(Excerpts from an interface dataset)
Content starts

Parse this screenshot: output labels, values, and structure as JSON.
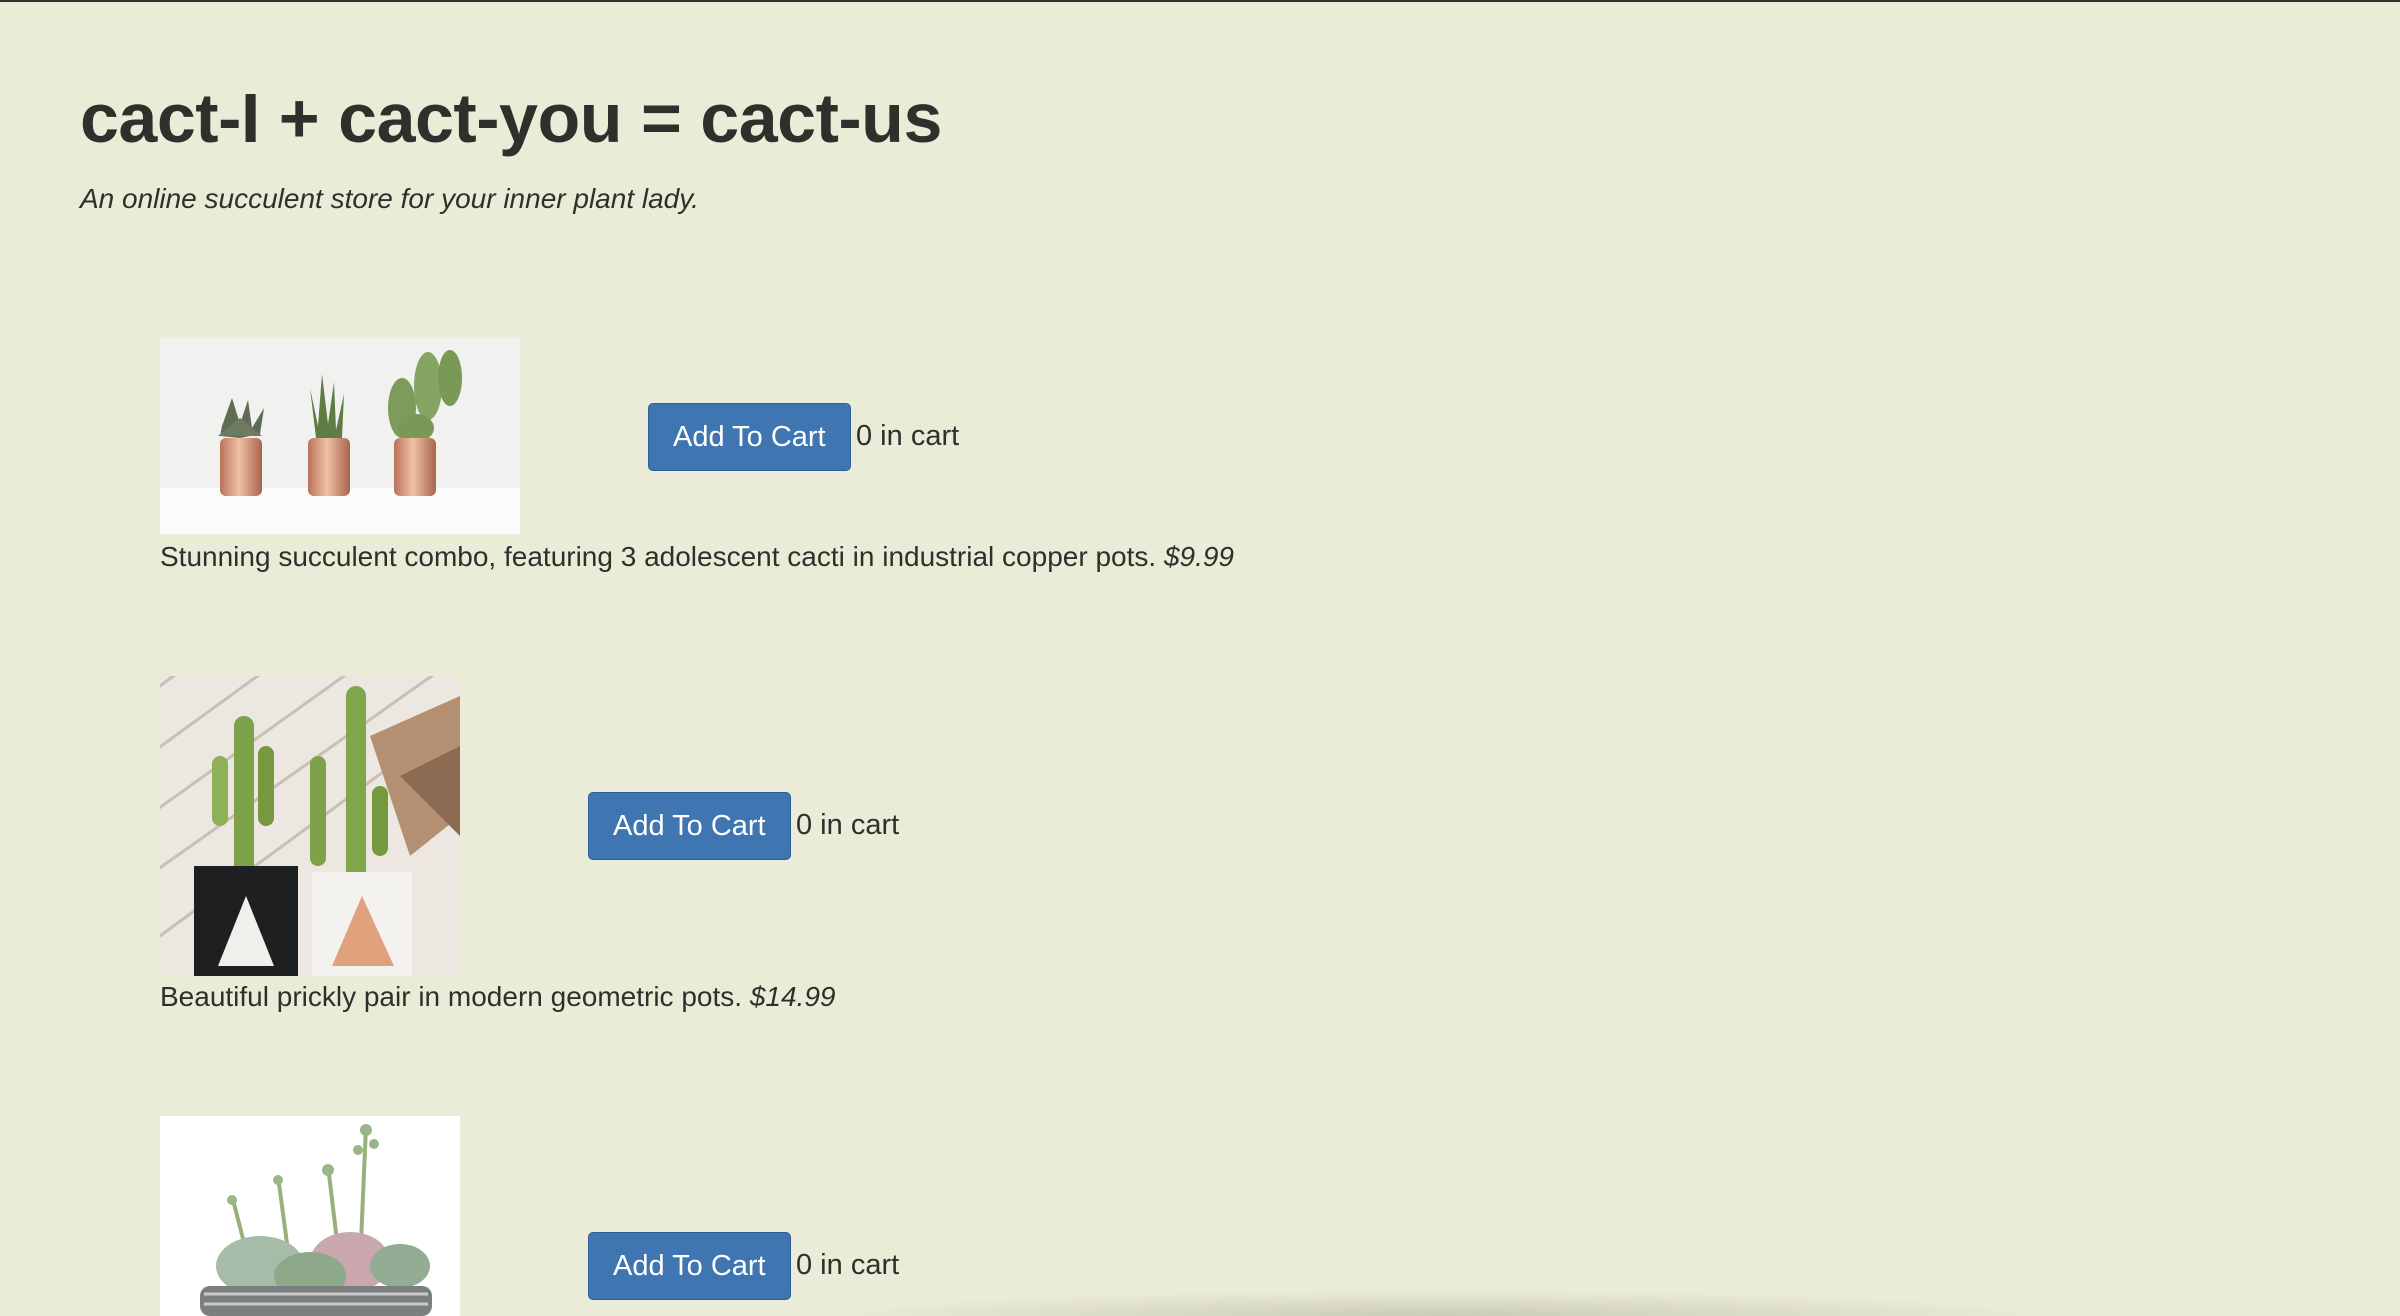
{
  "header": {
    "title": "cact-I + cact-you = cact-us",
    "tagline": "An online succulent store for your inner plant lady."
  },
  "products": [
    {
      "image_alt": "three small cacti in copper pots",
      "button_label": "Add To Cart",
      "cart_count": "0 in cart",
      "description": "Stunning succulent combo, featuring 3 adolescent cacti in industrial copper pots.",
      "price": "$9.99"
    },
    {
      "image_alt": "two tall cacti in geometric pots",
      "button_label": "Add To Cart",
      "cart_count": "0 in cart",
      "description": "Beautiful prickly pair in modern geometric pots.",
      "price": "$14.99"
    },
    {
      "image_alt": "succulent arrangement in a round planter",
      "button_label": "Add To Cart",
      "cart_count": "0 in cart"
    }
  ],
  "colors": {
    "background": "#ebecd7",
    "button": "#3f75b1",
    "text": "#2f302c"
  }
}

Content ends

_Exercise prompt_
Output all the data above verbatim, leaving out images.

_Your response_
Parse this screenshot: output labels, values, and structure as JSON.
{
  "header": {
    "title": "cact-I + cact-you = cact-us",
    "tagline": "An online succulent store for your inner plant lady."
  },
  "products": [
    {
      "image_alt": "three small cacti in copper pots",
      "button_label": "Add To Cart",
      "cart_count": "0 in cart",
      "description": "Stunning succulent combo, featuring 3 adolescent cacti in industrial copper pots.",
      "price": "$9.99"
    },
    {
      "image_alt": "two tall cacti in geometric pots",
      "button_label": "Add To Cart",
      "cart_count": "0 in cart",
      "description": "Beautiful prickly pair in modern geometric pots.",
      "price": "$14.99"
    },
    {
      "image_alt": "succulent arrangement in a round planter",
      "button_label": "Add To Cart",
      "cart_count": "0 in cart"
    }
  ],
  "colors": {
    "background": "#ebecd7",
    "button": "#3f75b1",
    "text": "#2f302c"
  }
}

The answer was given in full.